Producer: Hannah Stevens, Ellie Winstanley
Editor: Sonia Estal
Animal Defenders International (ADI) were on track to rescue Hoover and one other tiger from a Peruvian circus during a nationwide law enforcement operation in 2014, but the circus went underground and Hoover was lost for almost a year until a member of the public tipped off ADI to the location of the circus.
Together with Peruvian wildlife officials, ADI seized Hoover from the circus - he was the sole survivor of up to 12 tigers who were kept by Circo Africano - and took the emaciated, parasite infested tiger to their temporary holding facility.
ADI then contacted Tampa, Florida’s Big Cat Rescue (BCR) about giving Hoover his forever home - they instantly agreed but were waylaid by a year long administrative mountain.
Finally, in April 2016 BCR received the green light from United States Fish and Wildlife Service (USFWS) for Hoover to fly to Miami, Florida, just in time for Hoover to arrive at his new one-acre enclosure on his twelfth birthday.
CEO of Big Cat Rescue, Carole Baskin said: “He lived the first ten years of his life in a tiny circus wagon and then one year at ADI's temporary holding pen.
“So we don't believe he had ever seen a pond or lake or been in any body of water. His huge one-acre enclosure at Big Cat Rescue has access to our lake.
“The first day he arrived, Hoover didn't quite know what to make of the lake. He put his paw in the water and shook it and slowly got into the lake.
“Now he loves his lake. He swims just about every day - and even at night in the rain. He is a happy, laid back tiger and chuffs happily to his keepers.”
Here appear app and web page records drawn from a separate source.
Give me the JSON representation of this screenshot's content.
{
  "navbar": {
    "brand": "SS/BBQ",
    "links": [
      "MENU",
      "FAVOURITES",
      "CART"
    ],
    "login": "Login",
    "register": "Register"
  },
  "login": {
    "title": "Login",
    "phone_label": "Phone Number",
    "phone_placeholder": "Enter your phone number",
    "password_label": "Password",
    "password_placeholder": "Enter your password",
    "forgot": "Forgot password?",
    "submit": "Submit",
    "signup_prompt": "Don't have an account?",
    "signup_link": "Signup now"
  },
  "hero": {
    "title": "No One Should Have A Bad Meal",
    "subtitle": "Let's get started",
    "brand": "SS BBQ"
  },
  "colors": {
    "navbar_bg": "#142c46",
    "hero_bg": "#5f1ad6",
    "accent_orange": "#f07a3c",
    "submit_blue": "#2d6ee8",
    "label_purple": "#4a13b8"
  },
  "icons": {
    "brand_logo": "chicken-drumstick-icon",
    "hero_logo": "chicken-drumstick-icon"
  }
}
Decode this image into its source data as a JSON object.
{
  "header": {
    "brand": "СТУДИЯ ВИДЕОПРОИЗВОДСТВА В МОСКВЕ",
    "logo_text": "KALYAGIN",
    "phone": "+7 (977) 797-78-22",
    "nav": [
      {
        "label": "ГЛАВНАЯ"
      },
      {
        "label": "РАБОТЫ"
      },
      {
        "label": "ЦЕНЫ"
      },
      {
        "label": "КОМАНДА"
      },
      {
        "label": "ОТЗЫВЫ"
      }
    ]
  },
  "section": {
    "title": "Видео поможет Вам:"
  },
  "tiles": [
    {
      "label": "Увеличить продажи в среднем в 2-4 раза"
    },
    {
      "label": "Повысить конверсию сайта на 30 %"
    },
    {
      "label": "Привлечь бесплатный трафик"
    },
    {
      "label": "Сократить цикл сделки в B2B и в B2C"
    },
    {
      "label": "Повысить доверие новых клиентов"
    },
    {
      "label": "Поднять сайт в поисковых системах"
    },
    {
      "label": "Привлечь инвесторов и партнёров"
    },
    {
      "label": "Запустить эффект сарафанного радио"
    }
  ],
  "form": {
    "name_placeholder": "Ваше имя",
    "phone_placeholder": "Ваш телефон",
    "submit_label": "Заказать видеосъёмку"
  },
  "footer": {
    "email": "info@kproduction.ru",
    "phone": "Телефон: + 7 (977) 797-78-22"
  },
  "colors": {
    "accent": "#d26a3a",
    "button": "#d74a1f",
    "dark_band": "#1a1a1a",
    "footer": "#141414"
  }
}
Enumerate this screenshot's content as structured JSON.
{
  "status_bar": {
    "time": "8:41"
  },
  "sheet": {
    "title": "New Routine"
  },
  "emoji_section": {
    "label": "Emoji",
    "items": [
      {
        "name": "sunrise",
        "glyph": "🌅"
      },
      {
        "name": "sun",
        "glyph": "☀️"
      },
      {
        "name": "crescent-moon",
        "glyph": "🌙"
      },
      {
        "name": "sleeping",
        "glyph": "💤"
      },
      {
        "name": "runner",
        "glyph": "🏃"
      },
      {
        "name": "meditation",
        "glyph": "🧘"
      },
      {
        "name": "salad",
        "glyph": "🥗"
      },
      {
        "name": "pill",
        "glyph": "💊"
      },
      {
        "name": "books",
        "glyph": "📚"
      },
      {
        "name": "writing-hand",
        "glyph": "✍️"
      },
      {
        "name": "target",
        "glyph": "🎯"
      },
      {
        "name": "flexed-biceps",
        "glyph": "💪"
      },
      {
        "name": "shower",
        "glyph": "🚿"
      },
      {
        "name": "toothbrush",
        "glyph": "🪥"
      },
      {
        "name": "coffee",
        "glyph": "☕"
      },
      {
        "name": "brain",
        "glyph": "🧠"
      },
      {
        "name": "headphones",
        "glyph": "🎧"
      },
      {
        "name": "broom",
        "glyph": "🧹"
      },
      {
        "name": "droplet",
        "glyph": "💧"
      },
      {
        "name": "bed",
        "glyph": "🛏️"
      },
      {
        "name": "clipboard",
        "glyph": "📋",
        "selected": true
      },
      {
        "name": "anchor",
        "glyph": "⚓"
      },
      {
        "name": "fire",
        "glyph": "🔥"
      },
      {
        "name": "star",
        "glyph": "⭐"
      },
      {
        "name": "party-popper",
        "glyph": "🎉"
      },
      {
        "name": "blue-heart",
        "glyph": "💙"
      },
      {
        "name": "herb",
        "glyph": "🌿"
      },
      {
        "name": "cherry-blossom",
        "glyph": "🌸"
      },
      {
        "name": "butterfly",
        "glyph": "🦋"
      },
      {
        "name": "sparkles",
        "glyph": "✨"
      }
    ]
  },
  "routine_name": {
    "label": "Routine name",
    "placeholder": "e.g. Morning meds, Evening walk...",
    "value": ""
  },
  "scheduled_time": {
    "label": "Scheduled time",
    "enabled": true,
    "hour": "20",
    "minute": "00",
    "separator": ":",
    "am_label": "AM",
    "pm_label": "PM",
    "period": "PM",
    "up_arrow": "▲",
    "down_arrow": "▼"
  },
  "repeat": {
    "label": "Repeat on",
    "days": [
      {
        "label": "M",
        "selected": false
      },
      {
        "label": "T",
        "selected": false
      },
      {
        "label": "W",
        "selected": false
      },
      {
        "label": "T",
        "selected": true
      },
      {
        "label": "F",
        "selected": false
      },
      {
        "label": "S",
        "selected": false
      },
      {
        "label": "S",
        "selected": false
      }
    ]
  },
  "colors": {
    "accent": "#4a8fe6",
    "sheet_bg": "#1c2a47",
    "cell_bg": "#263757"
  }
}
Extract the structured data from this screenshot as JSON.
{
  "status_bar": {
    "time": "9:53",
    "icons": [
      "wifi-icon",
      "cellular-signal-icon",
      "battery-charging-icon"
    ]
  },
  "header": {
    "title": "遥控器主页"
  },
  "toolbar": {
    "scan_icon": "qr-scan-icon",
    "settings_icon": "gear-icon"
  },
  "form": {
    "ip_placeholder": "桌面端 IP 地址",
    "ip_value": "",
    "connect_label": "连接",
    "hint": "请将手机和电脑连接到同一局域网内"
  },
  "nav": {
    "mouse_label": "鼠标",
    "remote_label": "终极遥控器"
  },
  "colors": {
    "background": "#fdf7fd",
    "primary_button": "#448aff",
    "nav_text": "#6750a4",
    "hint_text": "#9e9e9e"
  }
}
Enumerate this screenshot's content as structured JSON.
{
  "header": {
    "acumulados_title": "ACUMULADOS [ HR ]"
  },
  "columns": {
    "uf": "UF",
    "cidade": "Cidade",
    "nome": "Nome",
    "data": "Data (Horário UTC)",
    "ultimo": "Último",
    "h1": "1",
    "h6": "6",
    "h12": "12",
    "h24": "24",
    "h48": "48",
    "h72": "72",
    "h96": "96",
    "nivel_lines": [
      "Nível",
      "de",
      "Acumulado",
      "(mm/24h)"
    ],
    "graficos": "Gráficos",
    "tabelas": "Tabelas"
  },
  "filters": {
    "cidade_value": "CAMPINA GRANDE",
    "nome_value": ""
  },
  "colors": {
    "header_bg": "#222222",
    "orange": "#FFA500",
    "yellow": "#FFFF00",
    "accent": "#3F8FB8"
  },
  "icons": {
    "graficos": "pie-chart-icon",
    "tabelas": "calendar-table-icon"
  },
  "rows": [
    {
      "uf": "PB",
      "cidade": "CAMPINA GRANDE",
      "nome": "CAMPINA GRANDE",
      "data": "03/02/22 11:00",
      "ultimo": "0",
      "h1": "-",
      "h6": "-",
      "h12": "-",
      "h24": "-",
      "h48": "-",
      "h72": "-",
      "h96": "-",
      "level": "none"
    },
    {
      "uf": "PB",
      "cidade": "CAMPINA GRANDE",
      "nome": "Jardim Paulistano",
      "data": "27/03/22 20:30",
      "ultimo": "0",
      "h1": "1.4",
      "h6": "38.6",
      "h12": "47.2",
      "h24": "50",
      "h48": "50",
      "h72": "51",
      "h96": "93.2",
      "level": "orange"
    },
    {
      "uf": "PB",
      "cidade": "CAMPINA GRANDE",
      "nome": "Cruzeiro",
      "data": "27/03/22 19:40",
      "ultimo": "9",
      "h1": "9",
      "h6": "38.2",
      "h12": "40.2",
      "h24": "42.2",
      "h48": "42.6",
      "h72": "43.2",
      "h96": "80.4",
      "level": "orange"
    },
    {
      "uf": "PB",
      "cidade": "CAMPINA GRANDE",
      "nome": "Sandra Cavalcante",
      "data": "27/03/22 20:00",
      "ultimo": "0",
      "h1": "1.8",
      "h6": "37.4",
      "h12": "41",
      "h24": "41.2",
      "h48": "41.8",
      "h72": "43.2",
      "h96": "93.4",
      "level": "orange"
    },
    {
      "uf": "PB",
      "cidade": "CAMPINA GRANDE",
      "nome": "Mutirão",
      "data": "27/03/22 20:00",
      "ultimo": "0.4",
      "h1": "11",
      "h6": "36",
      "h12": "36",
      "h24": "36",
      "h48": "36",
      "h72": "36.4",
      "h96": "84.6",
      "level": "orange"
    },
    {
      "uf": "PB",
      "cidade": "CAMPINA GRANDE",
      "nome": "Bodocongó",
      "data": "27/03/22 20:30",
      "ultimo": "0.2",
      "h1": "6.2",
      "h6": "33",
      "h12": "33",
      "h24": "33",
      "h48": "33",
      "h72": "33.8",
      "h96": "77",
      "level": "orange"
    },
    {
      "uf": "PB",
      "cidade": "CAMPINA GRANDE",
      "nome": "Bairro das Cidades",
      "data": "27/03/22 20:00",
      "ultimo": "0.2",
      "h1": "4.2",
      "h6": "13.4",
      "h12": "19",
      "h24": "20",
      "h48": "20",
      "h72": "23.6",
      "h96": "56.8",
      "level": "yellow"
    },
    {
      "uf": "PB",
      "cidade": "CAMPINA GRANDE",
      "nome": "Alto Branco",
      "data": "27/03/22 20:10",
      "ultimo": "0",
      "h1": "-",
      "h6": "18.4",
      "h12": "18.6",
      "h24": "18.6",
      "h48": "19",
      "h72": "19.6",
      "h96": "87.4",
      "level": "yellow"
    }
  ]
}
Chuffing is a non-threatening noise big cats use to greet each other - sometimes during courting or by a mother comforting her cubs - and tigers and snow leopards commonly exchange chuffs with their keepers when excited or simply saying hello.
When Hoover was rescued he had to undergo months of intensive veterinary care, rehabilitation and exercise, which allowed him to gain 50 pounds while living at ADI’s holding facility.
After spending years touring with the circus, Hoover was emaciated when ADI found him but the tiger is now happy and healthy and spends his time patrolling his vast new home and checking out his tiger neighbour TJ.
Big Cat Rescue hope that the success of Hoover’s rescue will inspire others to wake up to the immorality of animal circuses.
Carole said: “We hope that Hoover's story will further educate the public as to why big cats do not belong in circuses.
“Living in a cramped cage and being forced to perform against their will is no life for these magnificent animals.
“We hope people are inspired by Hoover. We know he has millions of fans who faithfully follow his story at Big Cat Rescue.”
Find out more about BCR’s work at: http://bigcatrescue.org
Information on ADI can be found at: http://www.ad-international.org